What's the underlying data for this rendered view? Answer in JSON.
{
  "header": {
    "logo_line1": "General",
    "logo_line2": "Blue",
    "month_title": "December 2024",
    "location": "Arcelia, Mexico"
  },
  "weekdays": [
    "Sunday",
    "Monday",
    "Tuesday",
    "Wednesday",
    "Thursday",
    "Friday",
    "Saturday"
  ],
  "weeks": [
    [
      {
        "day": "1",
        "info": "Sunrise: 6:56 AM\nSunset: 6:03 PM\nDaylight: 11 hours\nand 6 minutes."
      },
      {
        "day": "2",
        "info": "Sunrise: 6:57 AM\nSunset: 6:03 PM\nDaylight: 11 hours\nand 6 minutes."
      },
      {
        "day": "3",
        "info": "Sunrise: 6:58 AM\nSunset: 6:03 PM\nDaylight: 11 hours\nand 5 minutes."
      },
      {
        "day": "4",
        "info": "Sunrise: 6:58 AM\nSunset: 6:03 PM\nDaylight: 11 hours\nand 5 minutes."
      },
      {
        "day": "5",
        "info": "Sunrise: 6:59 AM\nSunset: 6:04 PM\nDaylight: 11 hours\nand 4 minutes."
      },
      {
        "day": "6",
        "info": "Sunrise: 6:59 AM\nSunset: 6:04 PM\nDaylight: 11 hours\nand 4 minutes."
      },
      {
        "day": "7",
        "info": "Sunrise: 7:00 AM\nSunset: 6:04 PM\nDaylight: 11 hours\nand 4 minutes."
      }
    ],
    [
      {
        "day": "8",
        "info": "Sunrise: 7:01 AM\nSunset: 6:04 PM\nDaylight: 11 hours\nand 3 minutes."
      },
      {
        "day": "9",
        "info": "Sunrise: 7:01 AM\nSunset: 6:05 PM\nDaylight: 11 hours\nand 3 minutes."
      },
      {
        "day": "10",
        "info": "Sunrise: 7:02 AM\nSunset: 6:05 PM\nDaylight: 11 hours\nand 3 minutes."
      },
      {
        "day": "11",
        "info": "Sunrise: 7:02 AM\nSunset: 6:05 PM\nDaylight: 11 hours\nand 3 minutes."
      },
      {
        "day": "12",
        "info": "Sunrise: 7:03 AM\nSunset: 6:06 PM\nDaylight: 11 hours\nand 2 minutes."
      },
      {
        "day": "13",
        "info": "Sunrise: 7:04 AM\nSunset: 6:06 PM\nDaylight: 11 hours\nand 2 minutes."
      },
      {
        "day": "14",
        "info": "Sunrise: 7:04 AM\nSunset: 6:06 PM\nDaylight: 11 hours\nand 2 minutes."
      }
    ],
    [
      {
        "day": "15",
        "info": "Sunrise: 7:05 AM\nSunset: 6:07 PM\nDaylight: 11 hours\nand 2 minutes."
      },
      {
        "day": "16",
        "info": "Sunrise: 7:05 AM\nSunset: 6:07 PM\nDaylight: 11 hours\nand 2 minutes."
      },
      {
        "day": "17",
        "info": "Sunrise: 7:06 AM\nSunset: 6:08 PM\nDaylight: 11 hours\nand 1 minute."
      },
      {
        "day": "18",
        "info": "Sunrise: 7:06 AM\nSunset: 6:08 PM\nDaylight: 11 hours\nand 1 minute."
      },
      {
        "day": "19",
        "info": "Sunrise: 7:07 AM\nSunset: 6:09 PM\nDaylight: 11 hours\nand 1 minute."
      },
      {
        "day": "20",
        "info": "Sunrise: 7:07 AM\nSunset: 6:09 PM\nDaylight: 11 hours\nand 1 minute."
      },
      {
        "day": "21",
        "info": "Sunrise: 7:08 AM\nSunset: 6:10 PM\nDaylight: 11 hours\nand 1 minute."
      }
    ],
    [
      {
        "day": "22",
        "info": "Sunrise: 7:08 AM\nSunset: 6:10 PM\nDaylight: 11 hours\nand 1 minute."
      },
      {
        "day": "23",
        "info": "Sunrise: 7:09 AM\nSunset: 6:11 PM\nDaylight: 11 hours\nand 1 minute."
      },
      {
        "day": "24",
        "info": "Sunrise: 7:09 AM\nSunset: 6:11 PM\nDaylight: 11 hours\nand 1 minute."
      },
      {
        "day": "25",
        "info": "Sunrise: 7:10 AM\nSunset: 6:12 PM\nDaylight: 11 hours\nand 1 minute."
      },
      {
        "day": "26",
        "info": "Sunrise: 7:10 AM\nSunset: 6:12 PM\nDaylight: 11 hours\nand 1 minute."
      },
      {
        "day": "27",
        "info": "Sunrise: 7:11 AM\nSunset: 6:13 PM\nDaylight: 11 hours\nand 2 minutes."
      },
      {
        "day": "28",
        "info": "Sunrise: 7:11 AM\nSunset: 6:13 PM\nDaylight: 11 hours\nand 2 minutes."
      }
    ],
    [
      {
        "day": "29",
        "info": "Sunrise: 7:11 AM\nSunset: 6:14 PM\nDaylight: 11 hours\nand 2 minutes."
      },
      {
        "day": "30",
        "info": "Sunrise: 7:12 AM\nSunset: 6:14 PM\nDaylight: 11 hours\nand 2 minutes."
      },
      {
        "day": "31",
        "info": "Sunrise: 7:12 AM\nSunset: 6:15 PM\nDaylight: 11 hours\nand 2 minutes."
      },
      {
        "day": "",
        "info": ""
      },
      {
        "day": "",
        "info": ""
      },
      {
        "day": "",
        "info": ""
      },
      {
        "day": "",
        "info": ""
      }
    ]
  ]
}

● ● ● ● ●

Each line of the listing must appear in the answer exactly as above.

What's the underlying data for this rendered view? Answer in JSON.
{
  "header": {
    "logo_line1": "General",
    "logo_line2": "Blue",
    "month_title": "December 2024",
    "location": "Arcelia, Mexico"
  },
  "weekdays": [
    "Sunday",
    "Monday",
    "Tuesday",
    "Wednesday",
    "Thursday",
    "Friday",
    "Saturday"
  ],
  "weeks": [
    [
      {
        "day": "1",
        "info": "Sunrise: 6:56 AM\nSunset: 6:03 PM\nDaylight: 11 hours\nand 6 minutes."
      },
      {
        "day": "2",
        "info": "Sunrise: 6:57 AM\nSunset: 6:03 PM\nDaylight: 11 hours\nand 6 minutes."
      },
      {
        "day": "3",
        "info": "Sunrise: 6:58 AM\nSunset: 6:03 PM\nDaylight: 11 hours\nand 5 minutes."
      },
      {
        "day": "4",
        "info": "Sunrise: 6:58 AM\nSunset: 6:03 PM\nDaylight: 11 hours\nand 5 minutes."
      },
      {
        "day": "5",
        "info": "Sunrise: 6:59 AM\nSunset: 6:04 PM\nDaylight: 11 hours\nand 4 minutes."
      },
      {
        "day": "6",
        "info": "Sunrise: 6:59 AM\nSunset: 6:04 PM\nDaylight: 11 hours\nand 4 minutes."
      },
      {
        "day": "7",
        "info": "Sunrise: 7:00 AM\nSunset: 6:04 PM\nDaylight: 11 hours\nand 4 minutes."
      }
    ],
    [
      {
        "day": "8",
        "info": "Sunrise: 7:01 AM\nSunset: 6:04 PM\nDaylight: 11 hours\nand 3 minutes."
      },
      {
        "day": "9",
        "info": "Sunrise: 7:01 AM\nSunset: 6:05 PM\nDaylight: 11 hours\nand 3 minutes."
      },
      {
        "day": "10",
        "info": "Sunrise: 7:02 AM\nSunset: 6:05 PM\nDaylight: 11 hours\nand 3 minutes."
      },
      {
        "day": "11",
        "info": "Sunrise: 7:02 AM\nSunset: 6:05 PM\nDaylight: 11 hours\nand 3 minutes."
      },
      {
        "day": "12",
        "info": "Sunrise: 7:03 AM\nSunset: 6:06 PM\nDaylight: 11 hours\nand 2 minutes."
      },
      {
        "day": "13",
        "info": "Sunrise: 7:04 AM\nSunset: 6:06 PM\nDaylight: 11 hours\nand 2 minutes."
      },
      {
        "day": "14",
        "info": "Sunrise: 7:04 AM\nSunset: 6:06 PM\nDaylight: 11 hours\nand 2 minutes."
      }
    ],
    [
      {
        "day": "15",
        "info": "Sunrise: 7:05 AM\nSunset: 6:07 PM\nDaylight: 11 hours\nand 2 minutes."
      },
      {
        "day": "16",
        "info": "Sunrise: 7:05 AM\nSunset: 6:07 PM\nDaylight: 11 hours\nand 2 minutes."
      },
      {
        "day": "17",
        "info": "Sunrise: 7:06 AM\nSunset: 6:08 PM\nDaylight: 11 hours\nand 1 minute."
      },
      {
        "day": "18",
        "info": "Sunrise: 7:06 AM\nSunset: 6:08 PM\nDaylight: 11 hours\nand 1 minute."
      },
      {
        "day": "19",
        "info": "Sunrise: 7:07 AM\nSunset: 6:09 PM\nDaylight: 11 hours\nand 1 minute."
      },
      {
        "day": "20",
        "info": "Sunrise: 7:07 AM\nSunset: 6:09 PM\nDaylight: 11 hours\nand 1 minute."
      },
      {
        "day": "21",
        "info": "Sunrise: 7:08 AM\nSunset: 6:10 PM\nDaylight: 11 hours\nand 1 minute."
      }
    ],
    [
      {
        "day": "22",
        "info": "Sunrise: 7:08 AM\nSunset: 6:10 PM\nDaylight: 11 hours\nand 1 minute."
      },
      {
        "day": "23",
        "info": "Sunrise: 7:09 AM\nSunset: 6:11 PM\nDaylight: 11 hours\nand 1 minute."
      },
      {
        "day": "24",
        "info": "Sunrise: 7:09 AM\nSunset: 6:11 PM\nDaylight: 11 hours\nand 1 minute."
      },
      {
        "day": "25",
        "info": "Sunrise: 7:10 AM\nSunset: 6:12 PM\nDaylight: 11 hours\nand 1 minute."
      },
      {
        "day": "26",
        "info": "Sunrise: 7:10 AM\nSunset: 6:12 PM\nDaylight: 11 hours\nand 1 minute."
      },
      {
        "day": "27",
        "info": "Sunrise: 7:11 AM\nSunset: 6:13 PM\nDaylight: 11 hours\nand 2 minutes."
      },
      {
        "day": "28",
        "info": "Sunrise: 7:11 AM\nSunset: 6:13 PM\nDaylight: 11 hours\nand 2 minutes."
      }
    ],
    [
      {
        "day": "29",
        "info": "Sunrise: 7:11 AM\nSunset: 6:14 PM\nDaylight: 11 hours\nand 2 minutes."
      },
      {
        "day": "30",
        "info": "Sunrise: 7:12 AM\nSunset: 6:14 PM\nDaylight: 11 hours\nand 2 minutes."
      },
      {
        "day": "31",
        "info": "Sunrise: 7:12 AM\nSunset: 6:15 PM\nDaylight: 11 hours\nand 2 minutes."
      },
      {
        "day": "",
        "info": ""
      },
      {
        "day": "",
        "info": ""
      },
      {
        "day": "",
        "info": ""
      },
      {
        "day": "",
        "info": ""
      }
    ]
  ]
}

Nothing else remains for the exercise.